Mr. Lamijan's petition for review is therefore DENIED in part and DISMISSED in part.
Entered for the Court
Senior Circuit Judge
*. After examining the briefs and appellate record, this panel has determined unanimously to grant the parties' request for a decision on the briefs without oral argument. See Fed. R. App. P. 34(f); 10th Cir. R. 34.1(G). The case is therefore ordered submitted without oral argument. This order and judgment is not binding precedent, except under the doctrines of law of the case, res judicata, and collateral estoppel. It may be cited, however, for its persuasive value consistent with Fed. R. App. P. 32.1 and 10th Cir. R. 32.1.
1. After his arrival in the United States, petitioner was baptized with the first name of Jason. Before that time, like many Indonesians, he did not have a first name. His name is shown in the caption as FNU LAMIJAN. FNU stands for first name unknown. In this order and judgment, the court will refer to petitioner as Mr. Lamijan.

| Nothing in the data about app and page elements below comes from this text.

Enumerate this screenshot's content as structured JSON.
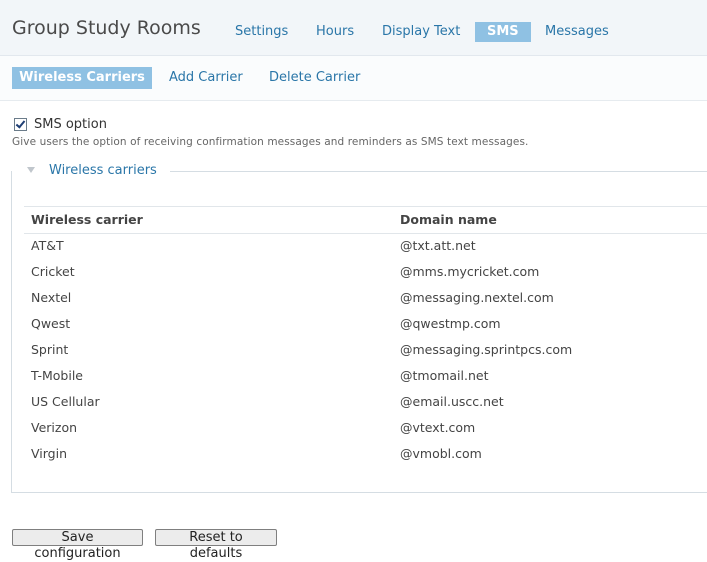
{
  "site_title": "Group Study Rooms",
  "primary_tabs": [
    "Settings",
    "Hours",
    "Display Text",
    "SMS",
    "Messages"
  ],
  "secondary_tabs": [
    "Wireless Carriers",
    "Add Carrier",
    "Delete Carrier"
  ],
  "sms_option": {
    "label": "SMS option",
    "checked": true,
    "description": "Give users the option of receiving confirmation messages and reminders as SMS text messages."
  },
  "fieldset": {
    "legend": "Wireless carriers"
  },
  "table": {
    "headers": [
      "Wireless carrier",
      "Domain name"
    ],
    "rows": [
      [
        "AT&T",
        "@txt.att.net"
      ],
      [
        "Cricket",
        "@mms.mycricket.com"
      ],
      [
        "Nextel",
        "@messaging.nextel.com"
      ],
      [
        "Qwest",
        "@qwestmp.com"
      ],
      [
        "Sprint",
        "@messaging.sprintpcs.com"
      ],
      [
        "T-Mobile",
        "@tmomail.net"
      ],
      [
        "US Cellular",
        "@email.uscc.net"
      ],
      [
        "Verizon",
        "@vtext.com"
      ],
      [
        "Virgin",
        "@vmobl.com"
      ]
    ]
  },
  "buttons": {
    "save": "Save configuration",
    "reset": "Reset to defaults"
  }
}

2. We note that Mr. Lamijan may be prosecuted and punished in Indonesia for going AWOL. The record, however, falls far short of showing probable torture. The recent case of Abdel-Rahman v. Gonzales, No. 06-1619, 2007 WL 2004462, illustrates this distinction. In that case, the IJ denied the asylum and restriction on removal applications of an officer who had deserted from the Egyptian army, but granted his request for protection under the CAT. At the hearing, an expert testified that "torture is systemic and ongoing in Egypt[,] that the Egyptian legal system will not protect [the petitioner] from it[, and] confirmed that [petitioner] will be treated by the Egyptian authorities as a defector and will be subjected to severe torture during the interrogation process. . . ." Id. at 2007 WL 2004462, *3 (quotation omitted). Based on this testimony, the IJ concluded that "it is more likely than not that upon his return to Egypt, [the petitioner] would be detained and tortured by the Egyptian government to punish him for deserting the Egyptian army and to extract information from him on what he may have revealed while in the United States." Id. at *1. The BIA upheld the CAT determination on cross-appeal. In contrast, Mr. Lamijan provided no definitive evidence that the Indonesian government would subject him to torture upon his return.